things that had made it through all those drafts, a prop

here, a moment there. It was really hard to lose things

that I had fought for and had won during the writing


Where you there for the entire shoot?

Both Tony and I requested it.
Since we had had a collaboration for three years,
it didn’t make sense, just at the moment
we’ve all been waiting for, to have me on the sidelines.

What did you learn, as a writer, being on set?

You have to pick your battles. Being there on location, where

inside of myself I wanted to control everything, I had to

consider what’s worth bothering Tony about. I really tried

to keep my distance until I couldn’t stand it anymore.

One thing I learned as a screenwriter on the set is

that I was really the only one there who had the entire

script in mind at all times. I knew a line dropped in

a scene on page twenty-five was going to affect something

that got said on page one hundred and six. I mean, the

actors were in the moment. Tony had the broader vision,

but when he was really involved in directing a scene, he

couldn’t always keep in touch with that vision.

I also learned that the language of film is not always the

same as the language of a screenplay. There were things

on the page that did not work in the flesh, and there were

moments on film that would not have seemed right in the


Having a different perspective on your work, were you able to notice and suggest changes?

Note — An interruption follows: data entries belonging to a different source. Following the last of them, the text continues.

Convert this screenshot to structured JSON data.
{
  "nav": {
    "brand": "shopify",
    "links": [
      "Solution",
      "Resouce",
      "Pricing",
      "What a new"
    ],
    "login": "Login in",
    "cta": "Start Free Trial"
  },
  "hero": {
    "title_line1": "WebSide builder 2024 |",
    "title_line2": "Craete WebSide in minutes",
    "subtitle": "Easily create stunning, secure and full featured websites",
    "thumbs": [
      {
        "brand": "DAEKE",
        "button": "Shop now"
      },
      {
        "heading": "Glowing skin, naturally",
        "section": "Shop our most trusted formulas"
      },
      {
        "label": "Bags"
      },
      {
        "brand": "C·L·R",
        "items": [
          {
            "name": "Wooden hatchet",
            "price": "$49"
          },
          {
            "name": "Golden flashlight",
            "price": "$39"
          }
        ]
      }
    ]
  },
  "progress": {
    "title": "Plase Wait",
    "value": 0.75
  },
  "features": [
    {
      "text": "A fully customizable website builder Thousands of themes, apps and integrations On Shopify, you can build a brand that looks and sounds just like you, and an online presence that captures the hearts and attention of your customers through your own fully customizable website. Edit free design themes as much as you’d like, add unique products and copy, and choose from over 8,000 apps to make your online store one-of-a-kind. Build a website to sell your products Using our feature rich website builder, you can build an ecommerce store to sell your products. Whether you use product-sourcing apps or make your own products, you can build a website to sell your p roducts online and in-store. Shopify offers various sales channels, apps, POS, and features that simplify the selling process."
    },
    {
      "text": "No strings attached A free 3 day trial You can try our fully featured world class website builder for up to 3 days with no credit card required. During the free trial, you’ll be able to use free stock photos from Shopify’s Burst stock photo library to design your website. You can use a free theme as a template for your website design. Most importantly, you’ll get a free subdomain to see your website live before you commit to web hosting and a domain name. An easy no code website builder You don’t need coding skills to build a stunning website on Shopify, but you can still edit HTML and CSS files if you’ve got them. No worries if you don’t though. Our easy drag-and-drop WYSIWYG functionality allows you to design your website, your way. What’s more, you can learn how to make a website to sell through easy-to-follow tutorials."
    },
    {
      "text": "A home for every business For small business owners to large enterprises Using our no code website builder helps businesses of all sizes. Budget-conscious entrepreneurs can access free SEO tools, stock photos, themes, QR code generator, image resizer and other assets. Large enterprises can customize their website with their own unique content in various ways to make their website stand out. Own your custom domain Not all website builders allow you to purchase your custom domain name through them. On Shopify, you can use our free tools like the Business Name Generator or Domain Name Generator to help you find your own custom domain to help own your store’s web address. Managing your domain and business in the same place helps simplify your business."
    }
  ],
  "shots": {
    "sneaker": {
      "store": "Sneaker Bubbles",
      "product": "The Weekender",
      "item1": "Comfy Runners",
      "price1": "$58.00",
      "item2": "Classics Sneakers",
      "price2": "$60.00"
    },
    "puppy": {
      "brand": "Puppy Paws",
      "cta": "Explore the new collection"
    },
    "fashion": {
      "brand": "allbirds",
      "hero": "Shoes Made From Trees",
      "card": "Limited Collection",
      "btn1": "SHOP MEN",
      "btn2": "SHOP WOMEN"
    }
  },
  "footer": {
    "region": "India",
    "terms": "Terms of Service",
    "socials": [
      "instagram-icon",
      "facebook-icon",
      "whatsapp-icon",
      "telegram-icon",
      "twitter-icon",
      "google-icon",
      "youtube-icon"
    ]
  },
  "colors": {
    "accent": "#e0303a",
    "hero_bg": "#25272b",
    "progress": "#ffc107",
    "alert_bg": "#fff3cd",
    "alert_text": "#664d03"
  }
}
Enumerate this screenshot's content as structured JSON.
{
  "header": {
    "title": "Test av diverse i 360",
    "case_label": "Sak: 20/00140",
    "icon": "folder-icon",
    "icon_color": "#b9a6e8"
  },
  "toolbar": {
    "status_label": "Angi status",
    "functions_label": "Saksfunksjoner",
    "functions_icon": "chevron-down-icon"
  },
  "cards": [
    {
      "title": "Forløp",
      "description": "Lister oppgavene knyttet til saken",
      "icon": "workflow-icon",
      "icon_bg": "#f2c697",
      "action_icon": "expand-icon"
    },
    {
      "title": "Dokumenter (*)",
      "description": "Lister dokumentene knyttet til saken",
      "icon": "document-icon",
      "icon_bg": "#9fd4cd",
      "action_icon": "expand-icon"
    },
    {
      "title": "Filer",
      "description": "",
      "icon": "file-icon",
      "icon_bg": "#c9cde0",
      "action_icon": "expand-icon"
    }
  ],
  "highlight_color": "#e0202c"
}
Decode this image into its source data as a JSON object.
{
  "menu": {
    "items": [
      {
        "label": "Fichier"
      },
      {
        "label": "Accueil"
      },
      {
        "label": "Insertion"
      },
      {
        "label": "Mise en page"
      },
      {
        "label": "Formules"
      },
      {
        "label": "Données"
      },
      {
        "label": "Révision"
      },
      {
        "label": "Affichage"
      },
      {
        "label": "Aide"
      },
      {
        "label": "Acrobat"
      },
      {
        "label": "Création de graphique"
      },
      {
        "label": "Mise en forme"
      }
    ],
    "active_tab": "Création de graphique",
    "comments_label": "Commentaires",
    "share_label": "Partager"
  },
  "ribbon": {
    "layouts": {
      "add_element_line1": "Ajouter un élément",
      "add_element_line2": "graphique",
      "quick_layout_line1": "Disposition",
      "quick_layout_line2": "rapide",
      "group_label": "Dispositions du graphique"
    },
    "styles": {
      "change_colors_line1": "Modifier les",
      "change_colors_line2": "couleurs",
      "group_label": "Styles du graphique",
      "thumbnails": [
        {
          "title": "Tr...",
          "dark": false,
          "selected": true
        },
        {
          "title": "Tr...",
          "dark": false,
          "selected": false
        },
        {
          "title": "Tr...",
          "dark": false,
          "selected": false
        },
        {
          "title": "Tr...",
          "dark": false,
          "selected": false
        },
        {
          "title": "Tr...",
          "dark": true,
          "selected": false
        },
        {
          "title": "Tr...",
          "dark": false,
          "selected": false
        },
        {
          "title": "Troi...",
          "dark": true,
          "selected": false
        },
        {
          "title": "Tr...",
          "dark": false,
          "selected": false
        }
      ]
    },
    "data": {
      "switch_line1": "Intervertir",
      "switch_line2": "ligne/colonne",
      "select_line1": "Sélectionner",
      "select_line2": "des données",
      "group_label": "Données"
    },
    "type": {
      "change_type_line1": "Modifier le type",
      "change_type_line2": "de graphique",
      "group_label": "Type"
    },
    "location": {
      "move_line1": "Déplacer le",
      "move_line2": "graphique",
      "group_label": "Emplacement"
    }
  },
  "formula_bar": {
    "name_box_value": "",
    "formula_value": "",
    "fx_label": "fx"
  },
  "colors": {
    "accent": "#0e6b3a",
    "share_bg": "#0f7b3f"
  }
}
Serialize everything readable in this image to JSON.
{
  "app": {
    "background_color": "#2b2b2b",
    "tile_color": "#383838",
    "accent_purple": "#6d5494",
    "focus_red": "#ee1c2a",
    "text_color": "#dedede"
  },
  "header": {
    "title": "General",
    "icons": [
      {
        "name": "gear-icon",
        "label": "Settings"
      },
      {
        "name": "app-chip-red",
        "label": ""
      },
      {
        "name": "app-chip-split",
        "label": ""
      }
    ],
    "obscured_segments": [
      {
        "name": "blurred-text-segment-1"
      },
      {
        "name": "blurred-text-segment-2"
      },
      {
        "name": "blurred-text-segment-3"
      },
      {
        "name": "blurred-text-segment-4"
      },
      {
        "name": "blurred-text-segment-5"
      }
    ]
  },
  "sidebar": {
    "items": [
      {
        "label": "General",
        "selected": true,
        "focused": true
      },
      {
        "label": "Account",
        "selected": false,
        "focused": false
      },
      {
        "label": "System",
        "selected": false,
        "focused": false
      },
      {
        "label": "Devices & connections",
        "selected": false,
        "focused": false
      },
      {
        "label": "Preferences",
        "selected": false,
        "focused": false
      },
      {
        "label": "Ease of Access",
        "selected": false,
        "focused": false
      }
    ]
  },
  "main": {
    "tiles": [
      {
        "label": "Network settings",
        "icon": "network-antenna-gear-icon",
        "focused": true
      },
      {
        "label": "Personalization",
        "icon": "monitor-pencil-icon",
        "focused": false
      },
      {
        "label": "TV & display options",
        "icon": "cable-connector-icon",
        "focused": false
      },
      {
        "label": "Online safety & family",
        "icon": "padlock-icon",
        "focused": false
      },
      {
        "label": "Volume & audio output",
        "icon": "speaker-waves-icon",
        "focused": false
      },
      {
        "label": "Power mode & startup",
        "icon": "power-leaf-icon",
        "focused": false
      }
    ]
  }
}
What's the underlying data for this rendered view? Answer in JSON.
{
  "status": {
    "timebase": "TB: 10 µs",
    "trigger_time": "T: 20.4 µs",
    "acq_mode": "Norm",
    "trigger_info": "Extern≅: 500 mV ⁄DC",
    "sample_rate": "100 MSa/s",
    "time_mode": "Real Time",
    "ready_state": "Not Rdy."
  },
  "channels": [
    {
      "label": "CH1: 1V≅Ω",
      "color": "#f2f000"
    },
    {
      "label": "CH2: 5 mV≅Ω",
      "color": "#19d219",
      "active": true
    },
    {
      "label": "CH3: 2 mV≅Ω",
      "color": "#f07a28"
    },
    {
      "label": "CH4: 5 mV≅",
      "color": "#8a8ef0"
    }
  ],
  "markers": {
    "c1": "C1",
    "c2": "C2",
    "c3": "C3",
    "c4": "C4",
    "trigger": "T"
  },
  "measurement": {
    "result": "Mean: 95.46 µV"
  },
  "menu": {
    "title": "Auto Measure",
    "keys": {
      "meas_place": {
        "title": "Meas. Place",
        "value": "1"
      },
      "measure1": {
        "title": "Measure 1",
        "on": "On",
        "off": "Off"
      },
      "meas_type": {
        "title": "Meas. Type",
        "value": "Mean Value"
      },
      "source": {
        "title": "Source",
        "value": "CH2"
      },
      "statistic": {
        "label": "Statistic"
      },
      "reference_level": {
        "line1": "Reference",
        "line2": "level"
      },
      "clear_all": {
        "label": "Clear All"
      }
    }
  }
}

Yes, for example, there was a scene where Pearl goes back
to the blouse man after breaking it off.
It was so intense between them, and having gotten to know
these characters and see them in the flesh, I realized what a
big deal it was that she went back to him after spending the
weekend with her husband. I knew then that there was a
missing scene
between her and her husband.

In other words, for that to be happening,
something more had to have happened before.

And is that “missing” scene in the film now?

Yes, it was added to the schedule and shot.

How would you describe your position on set?

I was in a rare and privileged position. It was an independent

film and I was the sole writer. It was my baby from start to


I was the one who knew this world. Tony Goldwyn did not

know the world of Jews in the Catskill Mountains. So, if I said

these extras don’t look right or that building needs this or

those hairdos are wrong, he believed me.

Current title?

The title has been a subject of controversy for months, and

I’m going to be very sorry to lose The Blouse Man.

The bottom line is the domestic distributor gets to name the

film, and we don’t have one yet.

Are there going to be any pre-screenings at festivals?

We’re going to try to get it into Sundance or wait for Cannes.
I assume it will be in one of those two.

Has a release date been set?

Spring has been discussed, as has next fall.

Have you seen the final cut?

I saw dailies every night, but haven’t seen the “rough

assemblage” yet. This is the biggest letting go point. I’m

not there; this is Tony’s baby now.

How does that feel?

I’m sad and scared, because I know the movie is too long.
I’m going to have to hold onto the satisfaction of
having seen everything shot that I wanted to see shot,
and know that I will probably never see some of those scenes again.

Any well-earned advice for writers?

Don’t give up! I never gave up on this script. There were

periods I didn’t want to be a screenwriter anymore, but I

still believed the The Blouse Man would be made.

Don’t let people stop you at the creativity level. Don’t listen

to all the messages -- the story’s too soft, too small, too

uncommercial. You have to find that inner sense of belief.

Do you feel stronger now?

I do feel stronger, and if I ever have the privilege of being
on a set again, I will exercise that strength in a positive way

Screenwriter Graham Yost ("Speed") aptly pointed out, after he saw his movie substantially rewritten and retooled, that seeing his name in lights was: "the big dream... but not the big, Big Dream." It happens to the best of us.